Task statement →
All of the data must be written out verbatim, with pictures excluded.

(Page and application data records)
|---|
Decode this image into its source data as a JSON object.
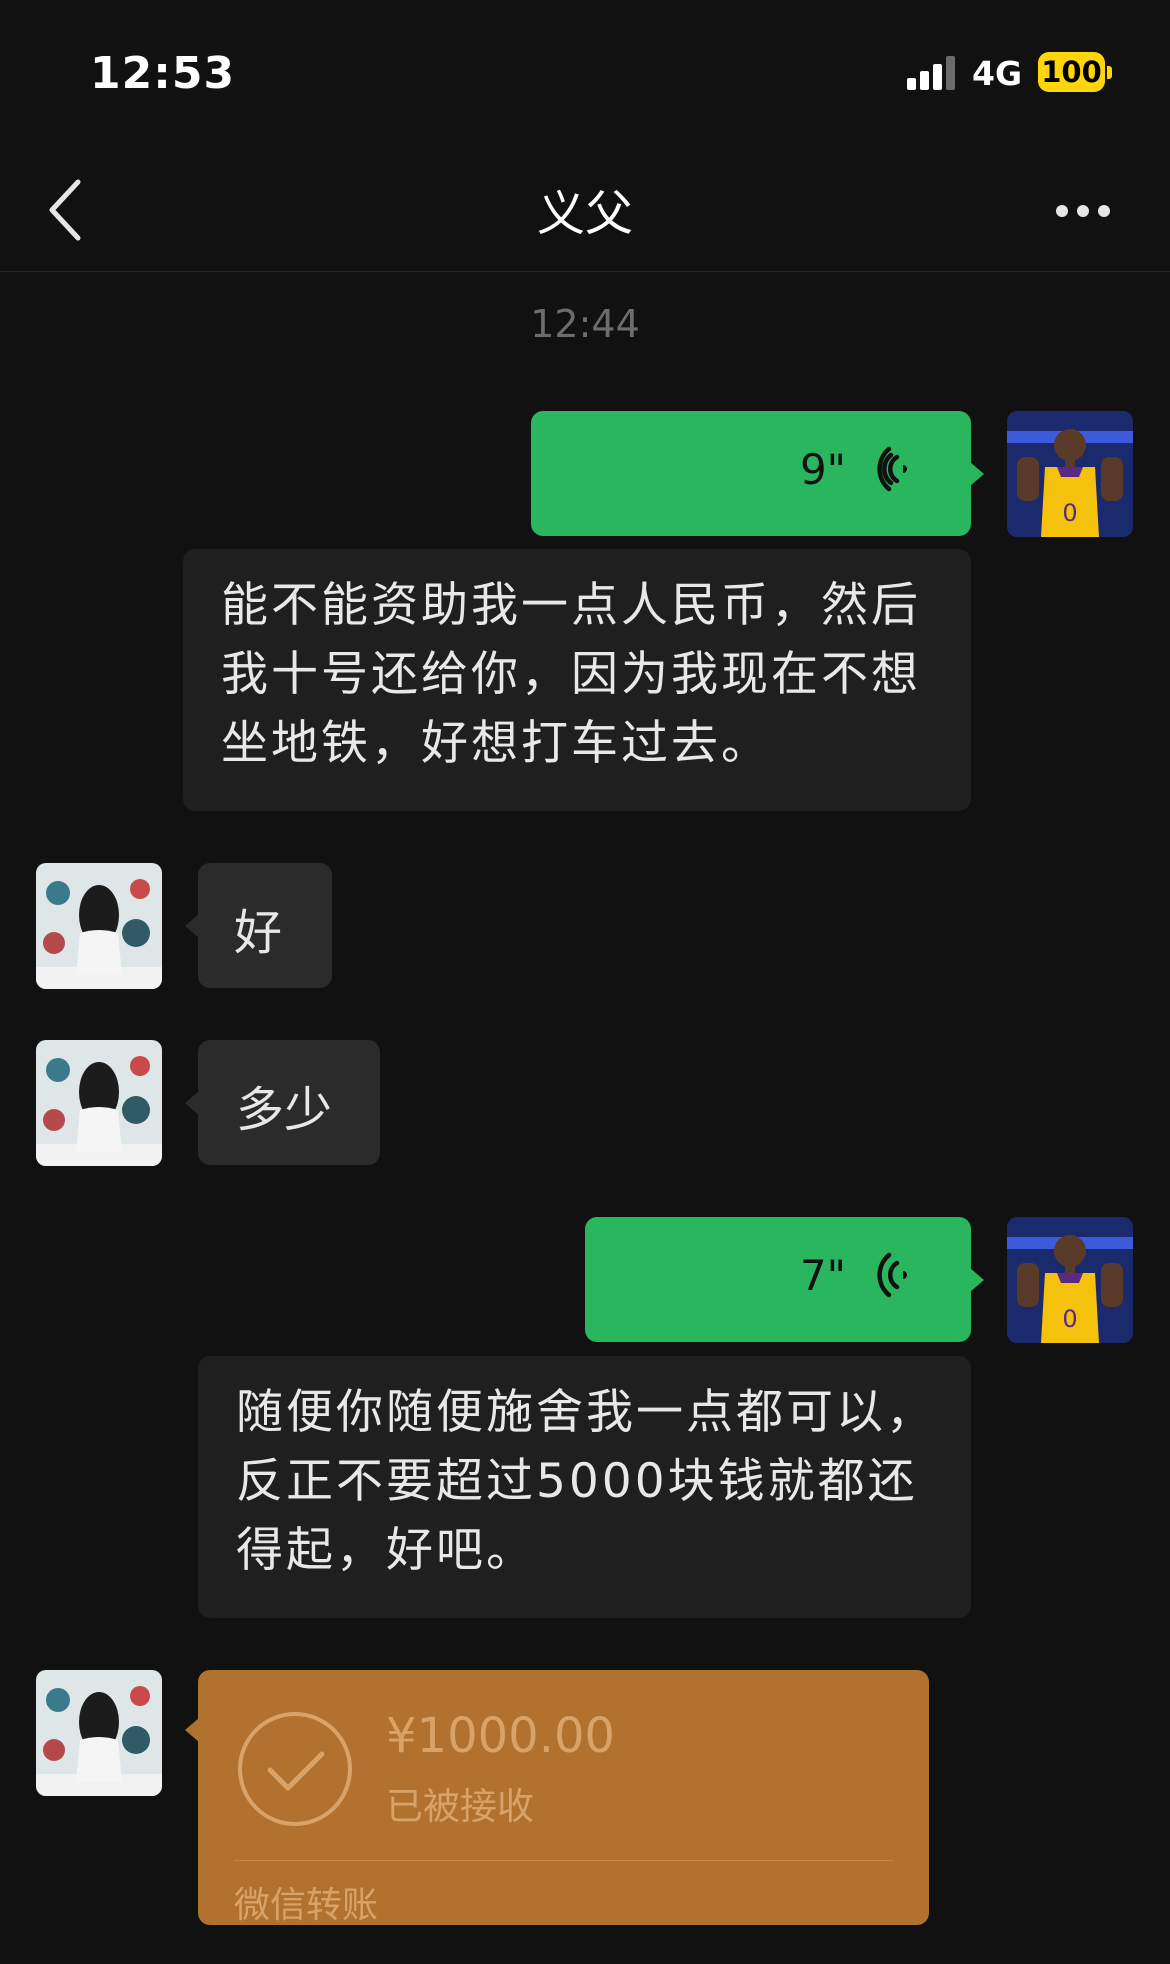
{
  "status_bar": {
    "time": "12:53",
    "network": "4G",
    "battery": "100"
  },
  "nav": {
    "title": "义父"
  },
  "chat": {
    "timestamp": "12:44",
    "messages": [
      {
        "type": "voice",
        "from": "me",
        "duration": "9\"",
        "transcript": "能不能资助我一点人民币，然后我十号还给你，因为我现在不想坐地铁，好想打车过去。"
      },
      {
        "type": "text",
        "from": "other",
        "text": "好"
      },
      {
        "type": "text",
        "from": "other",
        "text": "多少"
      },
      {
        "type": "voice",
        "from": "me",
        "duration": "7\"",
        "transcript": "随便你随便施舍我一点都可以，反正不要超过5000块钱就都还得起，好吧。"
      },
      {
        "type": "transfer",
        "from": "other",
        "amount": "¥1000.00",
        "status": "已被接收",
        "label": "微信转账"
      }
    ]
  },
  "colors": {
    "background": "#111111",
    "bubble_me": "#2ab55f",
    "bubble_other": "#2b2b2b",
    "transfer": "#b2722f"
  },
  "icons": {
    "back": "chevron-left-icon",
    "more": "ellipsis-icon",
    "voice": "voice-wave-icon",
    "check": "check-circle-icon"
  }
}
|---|
Answer →
Decode this image into its source data as a JSON object.
{
  "status_bar": {
    "time": "12:53",
    "network": "4G",
    "battery": "100"
  },
  "nav": {
    "title": "义父"
  },
  "chat": {
    "timestamp": "12:44",
    "messages": [
      {
        "type": "voice",
        "from": "me",
        "duration": "9\"",
        "transcript": "能不能资助我一点人民币，然后我十号还给你，因为我现在不想坐地铁，好想打车过去。"
      },
      {
        "type": "text",
        "from": "other",
        "text": "好"
      },
      {
        "type": "text",
        "from": "other",
        "text": "多少"
      },
      {
        "type": "voice",
        "from": "me",
        "duration": "7\"",
        "transcript": "随便你随便施舍我一点都可以，反正不要超过5000块钱就都还得起，好吧。"
      },
      {
        "type": "transfer",
        "from": "other",
        "amount": "¥1000.00",
        "status": "已被接收",
        "label": "微信转账"
      }
    ]
  },
  "colors": {
    "background": "#111111",
    "bubble_me": "#2ab55f",
    "bubble_other": "#2b2b2b",
    "transfer": "#b2722f"
  },
  "icons": {
    "back": "chevron-left-icon",
    "more": "ellipsis-icon",
    "voice": "voice-wave-icon",
    "check": "check-circle-icon"
  }
}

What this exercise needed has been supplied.